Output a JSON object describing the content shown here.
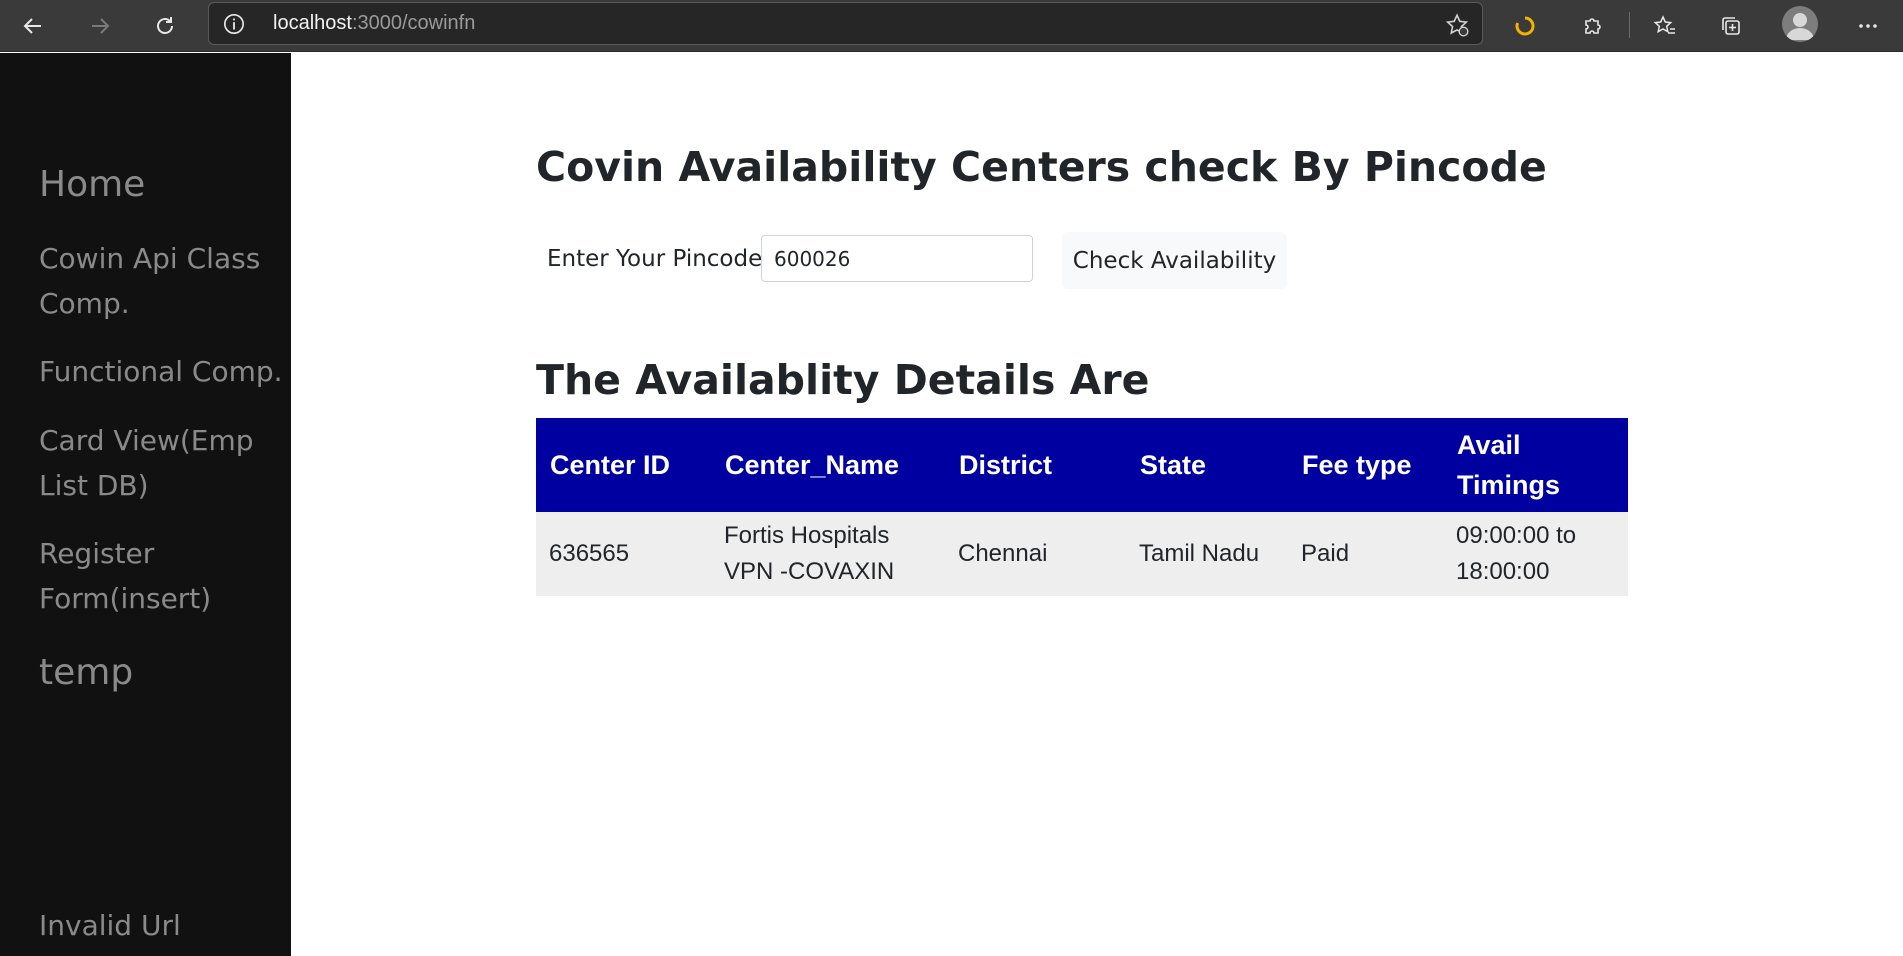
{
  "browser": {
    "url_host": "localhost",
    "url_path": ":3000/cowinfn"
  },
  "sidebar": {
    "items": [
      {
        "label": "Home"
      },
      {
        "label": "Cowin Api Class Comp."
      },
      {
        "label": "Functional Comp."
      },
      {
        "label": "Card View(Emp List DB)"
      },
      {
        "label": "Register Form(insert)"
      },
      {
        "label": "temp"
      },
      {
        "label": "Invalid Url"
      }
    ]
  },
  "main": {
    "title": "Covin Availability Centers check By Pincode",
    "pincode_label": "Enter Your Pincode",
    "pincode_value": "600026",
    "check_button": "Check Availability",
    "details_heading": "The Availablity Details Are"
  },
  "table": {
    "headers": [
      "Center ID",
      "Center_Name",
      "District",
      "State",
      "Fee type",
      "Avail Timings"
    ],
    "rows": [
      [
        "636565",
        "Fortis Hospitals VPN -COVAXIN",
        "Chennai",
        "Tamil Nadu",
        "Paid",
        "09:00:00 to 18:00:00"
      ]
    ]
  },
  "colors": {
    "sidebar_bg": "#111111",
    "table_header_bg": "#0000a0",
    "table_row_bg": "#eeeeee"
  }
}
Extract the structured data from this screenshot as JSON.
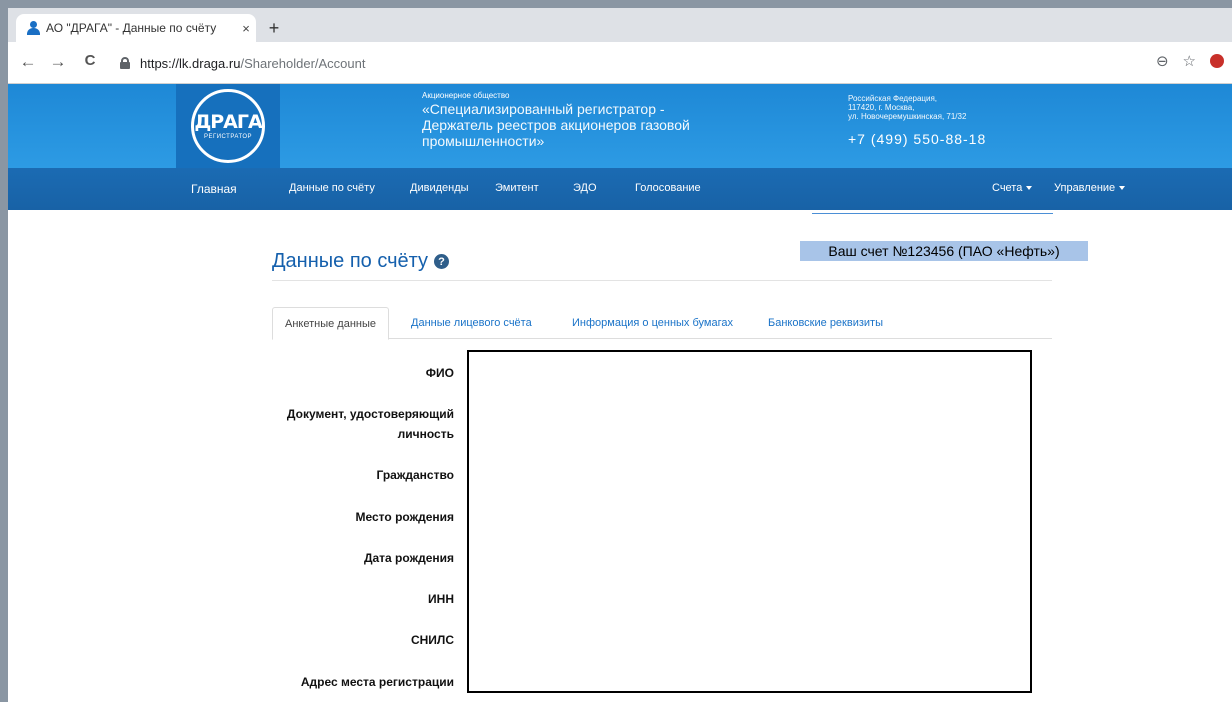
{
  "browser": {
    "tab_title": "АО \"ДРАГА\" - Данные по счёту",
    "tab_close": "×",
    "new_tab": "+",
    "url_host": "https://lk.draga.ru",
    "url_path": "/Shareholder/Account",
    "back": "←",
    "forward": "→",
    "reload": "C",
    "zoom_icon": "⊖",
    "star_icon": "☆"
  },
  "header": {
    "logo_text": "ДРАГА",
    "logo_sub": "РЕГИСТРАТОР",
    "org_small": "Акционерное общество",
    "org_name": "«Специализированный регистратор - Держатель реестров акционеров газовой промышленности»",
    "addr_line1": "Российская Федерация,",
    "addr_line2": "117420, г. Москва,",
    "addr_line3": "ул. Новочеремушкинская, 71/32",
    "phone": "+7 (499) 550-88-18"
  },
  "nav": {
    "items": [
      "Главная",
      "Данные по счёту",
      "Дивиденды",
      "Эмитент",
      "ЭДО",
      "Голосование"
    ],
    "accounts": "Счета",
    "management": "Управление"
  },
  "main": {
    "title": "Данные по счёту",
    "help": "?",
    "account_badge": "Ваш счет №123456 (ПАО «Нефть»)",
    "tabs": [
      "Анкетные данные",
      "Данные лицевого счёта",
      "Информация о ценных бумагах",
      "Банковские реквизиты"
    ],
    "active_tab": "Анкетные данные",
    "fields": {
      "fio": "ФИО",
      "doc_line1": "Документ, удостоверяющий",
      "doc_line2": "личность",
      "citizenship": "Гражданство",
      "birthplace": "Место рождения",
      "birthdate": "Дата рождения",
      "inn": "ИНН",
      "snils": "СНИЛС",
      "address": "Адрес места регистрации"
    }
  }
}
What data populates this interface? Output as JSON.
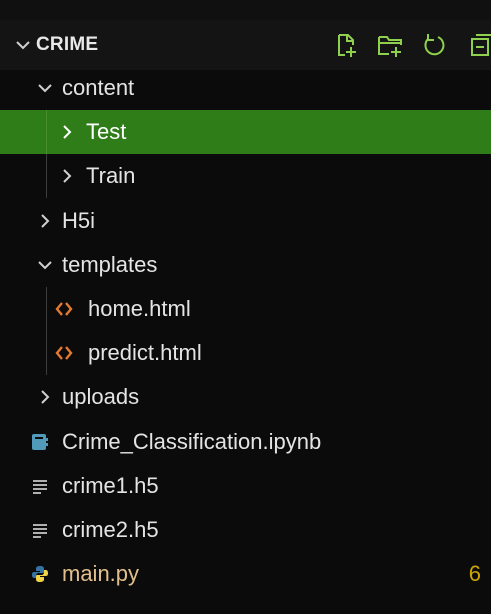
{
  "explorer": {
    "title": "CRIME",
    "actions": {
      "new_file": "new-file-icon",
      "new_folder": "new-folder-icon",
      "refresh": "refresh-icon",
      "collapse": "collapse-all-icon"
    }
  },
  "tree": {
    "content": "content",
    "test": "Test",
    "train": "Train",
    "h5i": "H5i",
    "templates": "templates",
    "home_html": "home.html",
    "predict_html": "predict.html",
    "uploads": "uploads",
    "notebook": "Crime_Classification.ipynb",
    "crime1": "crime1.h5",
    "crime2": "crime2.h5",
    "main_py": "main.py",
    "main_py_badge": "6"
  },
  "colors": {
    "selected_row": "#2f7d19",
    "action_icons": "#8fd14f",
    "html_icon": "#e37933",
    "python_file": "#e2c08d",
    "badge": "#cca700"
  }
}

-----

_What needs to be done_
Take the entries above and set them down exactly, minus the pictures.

_Your solution_
Output a JSON object describing the content shown here.
{
  "browser": {
    "url_host": "localhost",
    "url_path": ":3000/cowinfn"
  },
  "sidebar": {
    "items": [
      {
        "label": "Home"
      },
      {
        "label": "Cowin Api Class Comp."
      },
      {
        "label": "Functional Comp."
      },
      {
        "label": "Card View(Emp List DB)"
      },
      {
        "label": "Register Form(insert)"
      },
      {
        "label": "temp"
      },
      {
        "label": "Invalid Url"
      }
    ]
  },
  "main": {
    "title": "Covin Availability Centers check By Pincode",
    "pincode_label": "Enter Your Pincode",
    "pincode_value": "600026",
    "check_button": "Check Availability",
    "details_heading": "The Availablity Details Are"
  },
  "table": {
    "headers": [
      "Center ID",
      "Center_Name",
      "District",
      "State",
      "Fee type",
      "Avail Timings"
    ],
    "rows": [
      [
        "636565",
        "Fortis Hospitals VPN -COVAXIN",
        "Chennai",
        "Tamil Nadu",
        "Paid",
        "09:00:00 to 18:00:00"
      ]
    ]
  },
  "colors": {
    "sidebar_bg": "#111111",
    "table_header_bg": "#0000a0",
    "table_row_bg": "#eeeeee"
  }
}
Extract the structured data from this screenshot as JSON.
{
  "browser": {
    "tab_title": "АО \"ДРАГА\" - Данные по счёту",
    "tab_close": "×",
    "new_tab": "+",
    "url_host": "https://lk.draga.ru",
    "url_path": "/Shareholder/Account",
    "back": "←",
    "forward": "→",
    "reload": "C",
    "zoom_icon": "⊖",
    "star_icon": "☆"
  },
  "header": {
    "logo_text": "ДРАГА",
    "logo_sub": "РЕГИСТРАТОР",
    "org_small": "Акционерное общество",
    "org_name": "«Специализированный регистратор - Держатель реестров акционеров газовой промышленности»",
    "addr_line1": "Российская Федерация,",
    "addr_line2": "117420, г. Москва,",
    "addr_line3": "ул. Новочеремушкинская, 71/32",
    "phone": "+7 (499) 550-88-18"
  },
  "nav": {
    "items": [
      "Главная",
      "Данные по счёту",
      "Дивиденды",
      "Эмитент",
      "ЭДО",
      "Голосование"
    ],
    "accounts": "Счета",
    "management": "Управление"
  },
  "main": {
    "title": "Данные по счёту",
    "help": "?",
    "account_badge": "Ваш счет №123456 (ПАО «Нефть»)",
    "tabs": [
      "Анкетные данные",
      "Данные лицевого счёта",
      "Информация о ценных бумагах",
      "Банковские реквизиты"
    ],
    "active_tab": "Анкетные данные",
    "fields": {
      "fio": "ФИО",
      "doc_line1": "Документ, удостоверяющий",
      "doc_line2": "личность",
      "citizenship": "Гражданство",
      "birthplace": "Место рождения",
      "birthdate": "Дата рождения",
      "inn": "ИНН",
      "snils": "СНИЛС",
      "address": "Адрес места регистрации"
    }
  }
}
What data populates this interface? Output as JSON.
{
  "explorer": {
    "title": "CRIME",
    "actions": {
      "new_file": "new-file-icon",
      "new_folder": "new-folder-icon",
      "refresh": "refresh-icon",
      "collapse": "collapse-all-icon"
    }
  },
  "tree": {
    "content": "content",
    "test": "Test",
    "train": "Train",
    "h5i": "H5i",
    "templates": "templates",
    "home_html": "home.html",
    "predict_html": "predict.html",
    "uploads": "uploads",
    "notebook": "Crime_Classification.ipynb",
    "crime1": "crime1.h5",
    "crime2": "crime2.h5",
    "main_py": "main.py",
    "main_py_badge": "6"
  },
  "colors": {
    "selected_row": "#2f7d19",
    "action_icons": "#8fd14f",
    "html_icon": "#e37933",
    "python_file": "#e2c08d",
    "badge": "#cca700"
  }
}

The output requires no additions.